Entries taken from a collection
══════════════════════════════

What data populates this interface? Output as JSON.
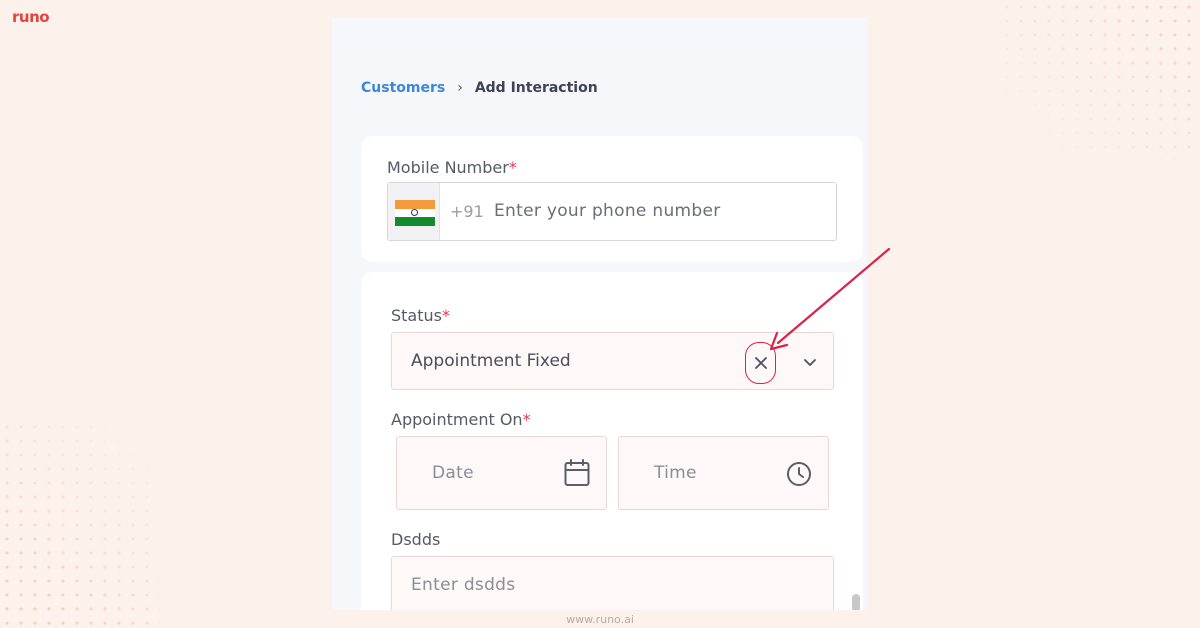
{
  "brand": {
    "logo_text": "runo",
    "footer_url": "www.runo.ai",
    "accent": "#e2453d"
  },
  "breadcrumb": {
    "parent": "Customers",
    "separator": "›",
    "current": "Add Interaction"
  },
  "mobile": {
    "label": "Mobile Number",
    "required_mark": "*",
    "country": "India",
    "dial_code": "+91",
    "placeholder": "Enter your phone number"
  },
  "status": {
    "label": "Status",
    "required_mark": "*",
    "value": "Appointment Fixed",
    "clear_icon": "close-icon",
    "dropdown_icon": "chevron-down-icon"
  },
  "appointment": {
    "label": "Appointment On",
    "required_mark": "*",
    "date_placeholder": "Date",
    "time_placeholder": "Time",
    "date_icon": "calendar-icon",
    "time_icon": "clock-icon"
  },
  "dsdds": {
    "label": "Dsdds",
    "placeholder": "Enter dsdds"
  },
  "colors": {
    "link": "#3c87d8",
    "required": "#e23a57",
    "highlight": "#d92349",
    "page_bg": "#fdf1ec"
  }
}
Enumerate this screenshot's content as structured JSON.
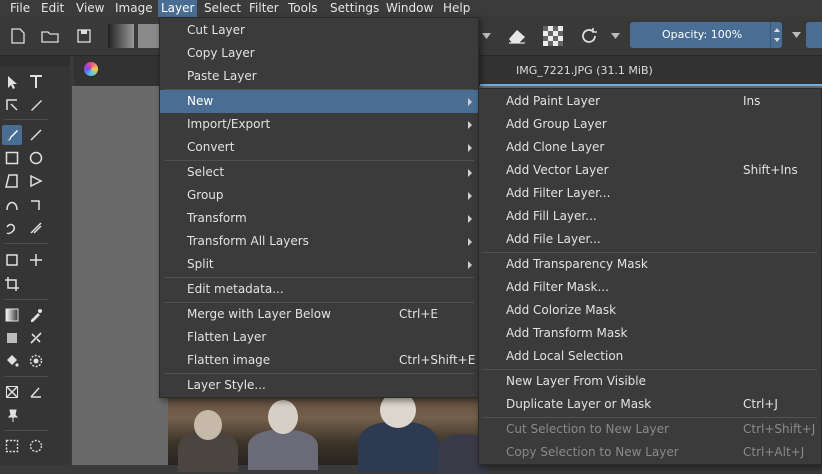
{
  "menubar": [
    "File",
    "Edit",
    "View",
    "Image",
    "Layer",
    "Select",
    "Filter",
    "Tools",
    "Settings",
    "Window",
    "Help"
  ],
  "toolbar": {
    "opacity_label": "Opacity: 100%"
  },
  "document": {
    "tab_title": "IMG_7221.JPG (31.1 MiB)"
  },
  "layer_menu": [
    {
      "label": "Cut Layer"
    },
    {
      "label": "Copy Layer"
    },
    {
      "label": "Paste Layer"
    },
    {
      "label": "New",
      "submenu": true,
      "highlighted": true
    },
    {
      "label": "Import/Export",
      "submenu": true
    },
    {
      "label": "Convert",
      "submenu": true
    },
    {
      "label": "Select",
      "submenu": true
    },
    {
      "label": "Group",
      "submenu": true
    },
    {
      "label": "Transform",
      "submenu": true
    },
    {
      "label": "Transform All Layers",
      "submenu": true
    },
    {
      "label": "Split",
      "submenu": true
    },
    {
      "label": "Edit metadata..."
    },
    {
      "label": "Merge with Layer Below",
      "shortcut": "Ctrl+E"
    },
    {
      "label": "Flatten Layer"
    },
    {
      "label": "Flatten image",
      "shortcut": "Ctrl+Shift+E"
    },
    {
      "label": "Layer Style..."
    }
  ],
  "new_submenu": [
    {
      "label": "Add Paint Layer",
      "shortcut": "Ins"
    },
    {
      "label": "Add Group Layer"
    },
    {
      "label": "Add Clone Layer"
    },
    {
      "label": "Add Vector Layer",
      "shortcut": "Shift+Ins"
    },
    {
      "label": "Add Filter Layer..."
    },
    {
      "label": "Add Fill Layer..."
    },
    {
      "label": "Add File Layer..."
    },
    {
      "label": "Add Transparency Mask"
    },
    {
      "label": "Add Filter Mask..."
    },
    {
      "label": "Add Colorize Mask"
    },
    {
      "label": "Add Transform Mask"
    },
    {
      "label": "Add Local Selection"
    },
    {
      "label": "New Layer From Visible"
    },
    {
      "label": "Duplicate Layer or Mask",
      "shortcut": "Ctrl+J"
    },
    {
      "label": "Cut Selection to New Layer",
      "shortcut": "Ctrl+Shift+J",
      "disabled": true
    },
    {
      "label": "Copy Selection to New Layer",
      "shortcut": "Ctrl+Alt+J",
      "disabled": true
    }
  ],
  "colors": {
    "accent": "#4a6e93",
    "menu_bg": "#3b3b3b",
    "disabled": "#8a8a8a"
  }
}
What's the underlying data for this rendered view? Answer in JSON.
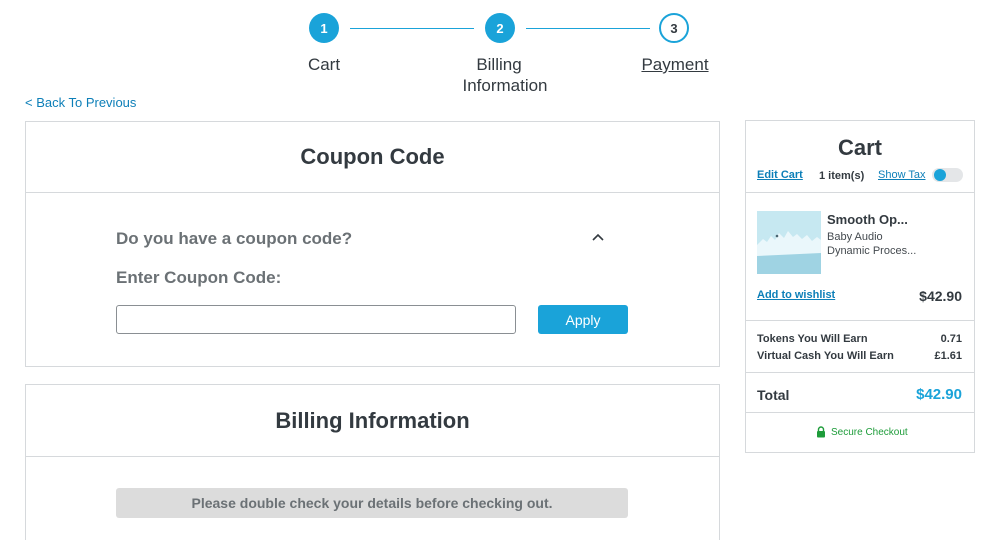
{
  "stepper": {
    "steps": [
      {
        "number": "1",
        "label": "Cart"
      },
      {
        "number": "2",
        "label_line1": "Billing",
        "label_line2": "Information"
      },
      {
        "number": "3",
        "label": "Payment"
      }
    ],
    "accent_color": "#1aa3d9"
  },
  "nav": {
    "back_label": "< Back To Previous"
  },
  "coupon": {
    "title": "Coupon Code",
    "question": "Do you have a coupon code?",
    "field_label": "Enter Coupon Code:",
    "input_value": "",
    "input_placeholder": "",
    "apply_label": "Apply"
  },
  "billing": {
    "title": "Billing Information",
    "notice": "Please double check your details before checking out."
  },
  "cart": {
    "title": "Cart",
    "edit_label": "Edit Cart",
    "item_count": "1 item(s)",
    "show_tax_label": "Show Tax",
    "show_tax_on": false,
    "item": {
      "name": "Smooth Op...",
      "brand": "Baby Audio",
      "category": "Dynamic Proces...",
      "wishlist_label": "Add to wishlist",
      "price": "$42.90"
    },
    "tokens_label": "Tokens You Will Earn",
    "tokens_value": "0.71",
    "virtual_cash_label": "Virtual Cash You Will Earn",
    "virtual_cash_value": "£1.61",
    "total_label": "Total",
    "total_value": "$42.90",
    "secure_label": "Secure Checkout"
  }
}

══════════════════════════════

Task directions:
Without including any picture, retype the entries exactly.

Task solution:
What data populates this interface? Output as JSON.
{
  "brand": {
    "logo_text": "runo",
    "footer_url": "www.runo.ai",
    "accent": "#e2453d"
  },
  "breadcrumb": {
    "parent": "Customers",
    "separator": "›",
    "current": "Add Interaction"
  },
  "mobile": {
    "label": "Mobile Number",
    "required_mark": "*",
    "country": "India",
    "dial_code": "+91",
    "placeholder": "Enter your phone number"
  },
  "status": {
    "label": "Status",
    "required_mark": "*",
    "value": "Appointment Fixed",
    "clear_icon": "close-icon",
    "dropdown_icon": "chevron-down-icon"
  },
  "appointment": {
    "label": "Appointment On",
    "required_mark": "*",
    "date_placeholder": "Date",
    "time_placeholder": "Time",
    "date_icon": "calendar-icon",
    "time_icon": "clock-icon"
  },
  "dsdds": {
    "label": "Dsdds",
    "placeholder": "Enter dsdds"
  },
  "colors": {
    "link": "#3c87d8",
    "required": "#e23a57",
    "highlight": "#d92349",
    "page_bg": "#fdf1ec"
  }
}
Enumerate this screenshot's content as structured JSON.
{
  "menubar": [
    "File",
    "Edit",
    "View",
    "Image",
    "Layer",
    "Select",
    "Filter",
    "Tools",
    "Settings",
    "Window",
    "Help"
  ],
  "toolbar": {
    "opacity_label": "Opacity: 100%"
  },
  "document": {
    "tab_title": "IMG_7221.JPG (31.1 MiB)"
  },
  "layer_menu": [
    {
      "label": "Cut Layer"
    },
    {
      "label": "Copy Layer"
    },
    {
      "label": "Paste Layer"
    },
    {
      "label": "New",
      "submenu": true,
      "highlighted": true
    },
    {
      "label": "Import/Export",
      "submenu": true
    },
    {
      "label": "Convert",
      "submenu": true
    },
    {
      "label": "Select",
      "submenu": true
    },
    {
      "label": "Group",
      "submenu": true
    },
    {
      "label": "Transform",
      "submenu": true
    },
    {
      "label": "Transform All Layers",
      "submenu": true
    },
    {
      "label": "Split",
      "submenu": true
    },
    {
      "label": "Edit metadata..."
    },
    {
      "label": "Merge with Layer Below",
      "shortcut": "Ctrl+E"
    },
    {
      "label": "Flatten Layer"
    },
    {
      "label": "Flatten image",
      "shortcut": "Ctrl+Shift+E"
    },
    {
      "label": "Layer Style..."
    }
  ],
  "new_submenu": [
    {
      "label": "Add Paint Layer",
      "shortcut": "Ins"
    },
    {
      "label": "Add Group Layer"
    },
    {
      "label": "Add Clone Layer"
    },
    {
      "label": "Add Vector Layer",
      "shortcut": "Shift+Ins"
    },
    {
      "label": "Add Filter Layer..."
    },
    {
      "label": "Add Fill Layer..."
    },
    {
      "label": "Add File Layer..."
    },
    {
      "label": "Add Transparency Mask"
    },
    {
      "label": "Add Filter Mask..."
    },
    {
      "label": "Add Colorize Mask"
    },
    {
      "label": "Add Transform Mask"
    },
    {
      "label": "Add Local Selection"
    },
    {
      "label": "New Layer From Visible"
    },
    {
      "label": "Duplicate Layer or Mask",
      "shortcut": "Ctrl+J"
    },
    {
      "label": "Cut Selection to New Layer",
      "shortcut": "Ctrl+Shift+J",
      "disabled": true
    },
    {
      "label": "Copy Selection to New Layer",
      "shortcut": "Ctrl+Alt+J",
      "disabled": true
    }
  ],
  "colors": {
    "accent": "#4a6e93",
    "menu_bg": "#3b3b3b",
    "disabled": "#8a8a8a"
  }
}
What's the underlying data for this rendered view? Answer in JSON.
{
  "stepper": {
    "steps": [
      {
        "number": "1",
        "label": "Cart"
      },
      {
        "number": "2",
        "label_line1": "Billing",
        "label_line2": "Information"
      },
      {
        "number": "3",
        "label": "Payment"
      }
    ],
    "accent_color": "#1aa3d9"
  },
  "nav": {
    "back_label": "< Back To Previous"
  },
  "coupon": {
    "title": "Coupon Code",
    "question": "Do you have a coupon code?",
    "field_label": "Enter Coupon Code:",
    "input_value": "",
    "input_placeholder": "",
    "apply_label": "Apply"
  },
  "billing": {
    "title": "Billing Information",
    "notice": "Please double check your details before checking out."
  },
  "cart": {
    "title": "Cart",
    "edit_label": "Edit Cart",
    "item_count": "1 item(s)",
    "show_tax_label": "Show Tax",
    "show_tax_on": false,
    "item": {
      "name": "Smooth Op...",
      "brand": "Baby Audio",
      "category": "Dynamic Proces...",
      "wishlist_label": "Add to wishlist",
      "price": "$42.90"
    },
    "tokens_label": "Tokens You Will Earn",
    "tokens_value": "0.71",
    "virtual_cash_label": "Virtual Cash You Will Earn",
    "virtual_cash_value": "£1.61",
    "total_label": "Total",
    "total_value": "$42.90",
    "secure_label": "Secure Checkout"
  }
}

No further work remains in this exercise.